Health & Science
The much-vaunted Pharmac inquiry, being announced today, will investigate how the drug-buying agency can be brought into line with national health priorities.
Kelly McQuinlan has the rare hypermobile Ehlers-Danlos Syndrome. She calls it “an invisible illness”; she is often told her dislocations and other symptoms are all in her head. She is one of many New Zealanders with rare diseases, chronic disorders or cancer who have been pleading for better treatment, and often better drugs.
This week she has publicly released a letter to the Prime Minister from Dr Durhane Wong-Reiger, the chair of Rare Disorders International, endorsing her call for better pathways of care. It’s the sort of call that governments can’t ignore.
A review of Pharmac drug funding, being announced by the Prime Minister today, will investigate how the government drug-buying agency can better respond to specific government health priorities around emerging drugs and more.
What needs to change if more drugs are to be funded: the Government’s health budget; Pharmac’s priorities, or the big pharmaceuticual companies’ revenue expectations? Click here to comment.
The review was a cornerstone of Labour’s last election campaign; it answered demands from opposition parties for big budget increases and ringfenced funding for cancer drugs and drugs for rare diseases. It comes after headline calls to fund cystic fibrosis drug trikafta; it comes after inflammatory bowel disease sufferers marched on Pharmac and Parliament seeking funding for their drug ustekinumab.
Pharmac’s political independence has been its greatest strength, when multinational pharmaceutical companies mount emotive campaigns for public funding for their latest drug. But that same independence has also caused frustration for successive governments, constraining their ability to respond to public demand for expensive but potentially transformative drugs like Herceptin and Keytruda.
Ministers and officials were frustrated last year at how hard it was to direct funding to specific new drugs. Pharmac went to ministers seeking money to fund medicines including three new cancer drugs and cystic fibrosis medicine ivacaftor; but neither the agency nor ministers was able to ringfence the money. They were forced to essentially reverse-engineer the funding, working out how much the new drugs should cost then boosting Pharmac’s budget by $60 million ahead of the Budget. Then in the Budget, the government announced another $160 million pharmaceutical funding over four years.
Today at Parliament, Prime Minister Jacinda Ardern and health minister Andrew Little are naming an independent panel to review how Pharmac funds drugs.
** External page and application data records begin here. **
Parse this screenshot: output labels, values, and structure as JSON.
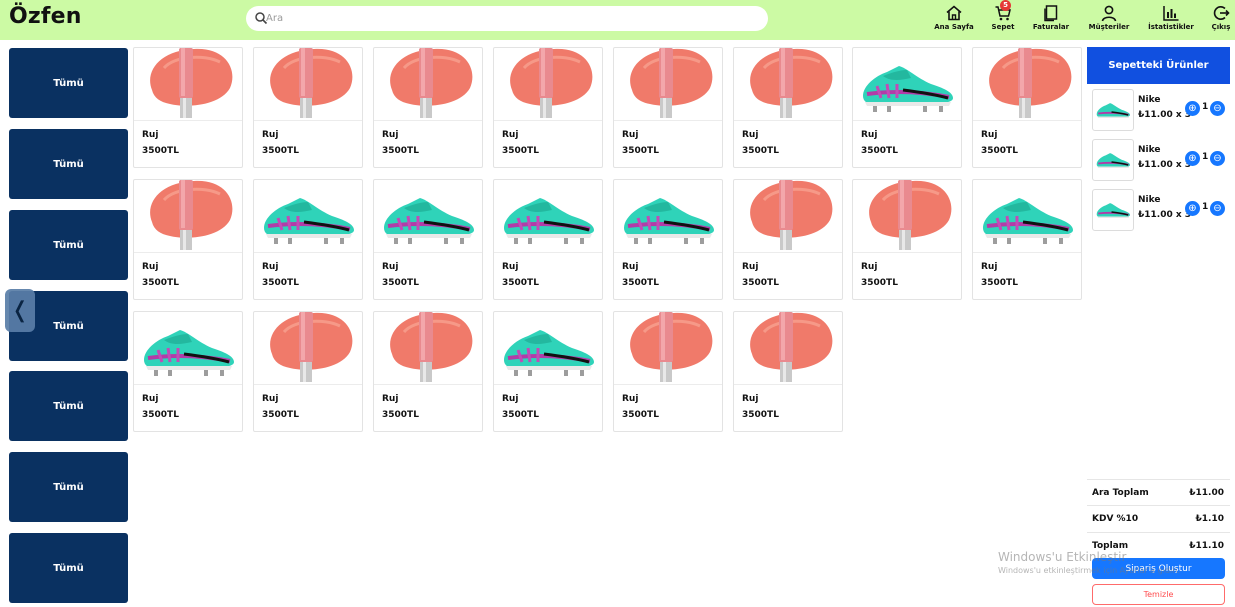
{
  "app": {
    "logo": "Özfen"
  },
  "search": {
    "placeholder": "Ara"
  },
  "nav": [
    {
      "label": "Ana Sayfa",
      "icon": "home-icon"
    },
    {
      "label": "Sepet",
      "icon": "cart-icon",
      "badge": "5"
    },
    {
      "label": "Faturalar",
      "icon": "invoice-icon"
    },
    {
      "label": "Müşteriler",
      "icon": "user-icon"
    },
    {
      "label": "İstatistikler",
      "icon": "chart-icon"
    },
    {
      "label": "Çıkış",
      "icon": "logout-icon"
    }
  ],
  "categories": [
    "Tümü",
    "Tümü",
    "Tümü",
    "Tümü",
    "Tümü",
    "Tümü",
    "Tümü"
  ],
  "sidebar_toggle": {
    "glyph": "❬",
    "icon": "chevron-left-icon"
  },
  "products": [
    {
      "name": "Ruj",
      "price": "3500TL",
      "image": "lipstick"
    },
    {
      "name": "Ruj",
      "price": "3500TL",
      "image": "lipstick"
    },
    {
      "name": "Ruj",
      "price": "3500TL",
      "image": "lipstick"
    },
    {
      "name": "Ruj",
      "price": "3500TL",
      "image": "lipstick"
    },
    {
      "name": "Ruj",
      "price": "3500TL",
      "image": "lipstick"
    },
    {
      "name": "Ruj",
      "price": "3500TL",
      "image": "lipstick"
    },
    {
      "name": "Ruj",
      "price": "3500TL",
      "image": "shoe"
    },
    {
      "name": "Ruj",
      "price": "3500TL",
      "image": "lipstick"
    },
    {
      "name": "Ruj",
      "price": "3500TL",
      "image": "lipstick"
    },
    {
      "name": "Ruj",
      "price": "3500TL",
      "image": "shoe"
    },
    {
      "name": "Ruj",
      "price": "3500TL",
      "image": "shoe"
    },
    {
      "name": "Ruj",
      "price": "3500TL",
      "image": "shoe"
    },
    {
      "name": "Ruj",
      "price": "3500TL",
      "image": "shoe"
    },
    {
      "name": "Ruj",
      "price": "3500TL",
      "image": "lipstick"
    },
    {
      "name": "Ruj",
      "price": "3500TL",
      "image": "lipstick"
    },
    {
      "name": "Ruj",
      "price": "3500TL",
      "image": "shoe"
    },
    {
      "name": "Ruj",
      "price": "3500TL",
      "image": "shoe"
    },
    {
      "name": "Ruj",
      "price": "3500TL",
      "image": "lipstick"
    },
    {
      "name": "Ruj",
      "price": "3500TL",
      "image": "lipstick"
    },
    {
      "name": "Ruj",
      "price": "3500TL",
      "image": "shoe"
    },
    {
      "name": "Ruj",
      "price": "3500TL",
      "image": "lipstick"
    },
    {
      "name": "Ruj",
      "price": "3500TL",
      "image": "lipstick"
    }
  ],
  "cart": {
    "title": "Sepetteki Ürünler",
    "items": [
      {
        "name": "Nike",
        "price": "₺11.00 x 3",
        "qty": "1",
        "image": "shoe"
      },
      {
        "name": "Nike",
        "price": "₺11.00 x 3",
        "qty": "1",
        "image": "shoe"
      },
      {
        "name": "Nike",
        "price": "₺11.00 x 3",
        "qty": "1",
        "image": "shoe"
      }
    ],
    "summary": {
      "subtotal_label": "Ara Toplam",
      "subtotal_value": "₺11.00",
      "tax_label": "KDV %10",
      "tax_value": "₺1.10",
      "total_label": "Toplam",
      "total_value": "₺11.10"
    },
    "order_button": "Sipariş Oluştur",
    "clear_button": "Temizle"
  },
  "watermark": {
    "line1": "Windows'u Etkinleştir",
    "line2": "Windows'u etkinleştirmek için Ayarlar'a gidin."
  },
  "colors": {
    "header_bg": "#ccfaa4",
    "category_bg": "#0a3161",
    "cart_header": "#1150e0",
    "accent": "#1677ff",
    "danger": "#ff4d4f"
  }
}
But it’s understood they’re not seeking wholesale change to the agency’s “world-leading system” that has given New Zealand some of the more affordable drugs in the OECD. The Government doesn’t want to throw out the baby with the bathwater.
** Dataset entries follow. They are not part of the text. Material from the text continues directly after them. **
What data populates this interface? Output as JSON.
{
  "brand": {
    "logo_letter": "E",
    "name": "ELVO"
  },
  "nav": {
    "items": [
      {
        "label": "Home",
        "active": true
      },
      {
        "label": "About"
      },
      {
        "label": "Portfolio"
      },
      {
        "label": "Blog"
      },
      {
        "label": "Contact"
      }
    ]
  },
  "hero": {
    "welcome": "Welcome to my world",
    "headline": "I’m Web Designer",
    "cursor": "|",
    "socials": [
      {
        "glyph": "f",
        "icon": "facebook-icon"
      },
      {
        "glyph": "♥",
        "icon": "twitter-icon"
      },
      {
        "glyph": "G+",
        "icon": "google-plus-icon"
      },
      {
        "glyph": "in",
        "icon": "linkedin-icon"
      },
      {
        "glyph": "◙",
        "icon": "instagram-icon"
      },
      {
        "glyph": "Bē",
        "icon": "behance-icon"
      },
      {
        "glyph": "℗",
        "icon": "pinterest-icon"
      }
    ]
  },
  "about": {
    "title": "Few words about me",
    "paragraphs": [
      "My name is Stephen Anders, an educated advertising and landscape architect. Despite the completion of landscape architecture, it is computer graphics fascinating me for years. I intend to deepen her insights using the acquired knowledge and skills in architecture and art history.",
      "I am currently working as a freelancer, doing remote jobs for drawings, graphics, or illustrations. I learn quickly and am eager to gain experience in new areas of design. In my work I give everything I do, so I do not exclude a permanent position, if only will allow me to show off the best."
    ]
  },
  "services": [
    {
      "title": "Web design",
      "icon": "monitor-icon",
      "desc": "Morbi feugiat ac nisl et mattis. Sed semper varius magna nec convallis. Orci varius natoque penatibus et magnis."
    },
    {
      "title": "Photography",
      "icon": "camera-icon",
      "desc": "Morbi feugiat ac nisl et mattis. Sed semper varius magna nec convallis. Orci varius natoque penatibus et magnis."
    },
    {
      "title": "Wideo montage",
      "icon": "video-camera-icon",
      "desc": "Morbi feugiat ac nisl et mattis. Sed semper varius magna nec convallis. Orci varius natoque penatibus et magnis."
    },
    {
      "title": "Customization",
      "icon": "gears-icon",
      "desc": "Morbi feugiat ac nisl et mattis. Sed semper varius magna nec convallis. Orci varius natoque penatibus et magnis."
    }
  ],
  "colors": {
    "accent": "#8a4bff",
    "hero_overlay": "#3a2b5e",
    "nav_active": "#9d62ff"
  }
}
So the terms of reference are understood to ask how Pharmac’s drug-buying can be better aligned with government health objectives, for instance to fund important new and emerging drugs more quickly. Ministers would like the agency to be more responsive to their priorities.
At the same time, they won’t want to hand the big pharmaceutical companies carte blanche to turn up to ministerial offices and name their price. There has been criticism of the companies’ willingness to exploit sick and vulnerable New Zealanders, to front public campaigns to fund expensive new drugs – the Government won’t want to reward cynical behaviour of that sort.
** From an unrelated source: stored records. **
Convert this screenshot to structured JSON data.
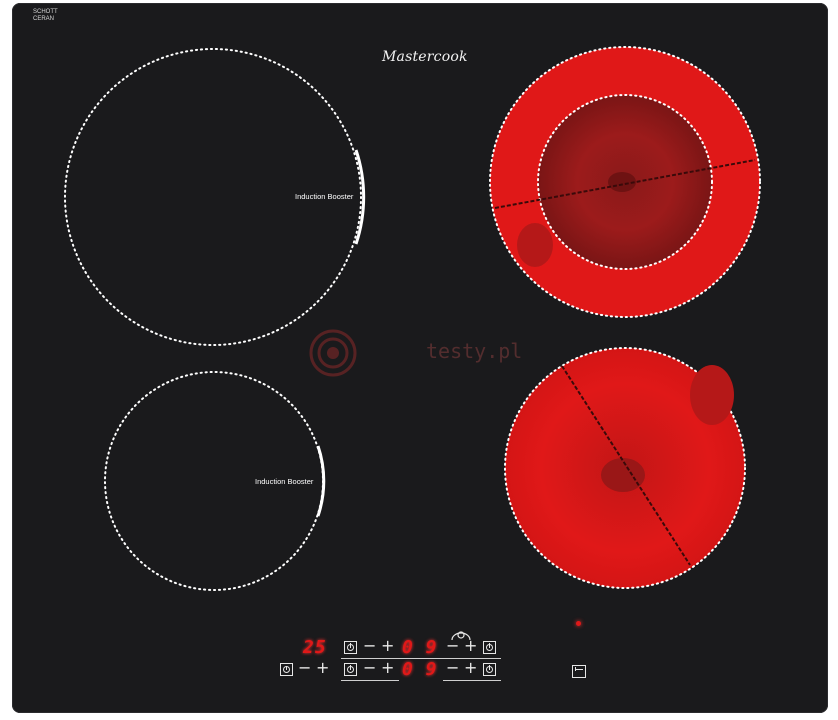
{
  "brand": {
    "logo_text": "Mastercook",
    "glass_maker": "SCHOTT CERAN"
  },
  "watermark": {
    "text": "testy.pl"
  },
  "zones": {
    "front_left": {
      "label": "Induction Booster"
    },
    "rear_left": {
      "label": "Induction Booster"
    }
  },
  "controls": {
    "timer_display": "25",
    "rear_display": "0 9",
    "front_display": "0 9",
    "minus_symbol": "−",
    "plus_symbol": "+"
  },
  "colors": {
    "glass": "#1a1a1c",
    "hot_zone": "#e01818",
    "led": "#e01818",
    "print": "#ffffff"
  },
  "icons": {
    "power": "power-icon",
    "timer": "timer-icon",
    "lock": "key-lock-icon",
    "booster": "booster-icon"
  }
}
Pharmac chief executive Sarah Fitt said she had not seen a final version of the terms of reference so couldn’t comment on the specifics.
“I want to emphasis that we take our decision-making responsibility seriously and the wellbeing of New Zealanders is at the heart of our work,” she told Newsroom.
“We want everyone to understand what we do – but we know there is more we can do to explain why we make the decisions we do; that’s why increasing public understanding, trust and confidence in our work is so important to us. Because of this, we welcome a review.”
Kelly McQuinlan, too, hopes to see changes to the healthcare for sick New Zealanders like her. “Our community, and others like ours, have suffered for way too long, and this has to change,” she says. “Our community suffers from a lack of care, not only for our physical ailments, but also mentally as we often have to fight the fight ourselves by advocating, made worse by having no support from medical professionals when our physical ailments are too much for us to cope with ourselves.
“We deserve better and we deserve to have fair health care in New Zealand.
“The lives of 300,000 Kiwis could be vastly improved with better healthcare and with more awareness of how rare disorders are seen within the medical community. With more awareness change will be able to happen.”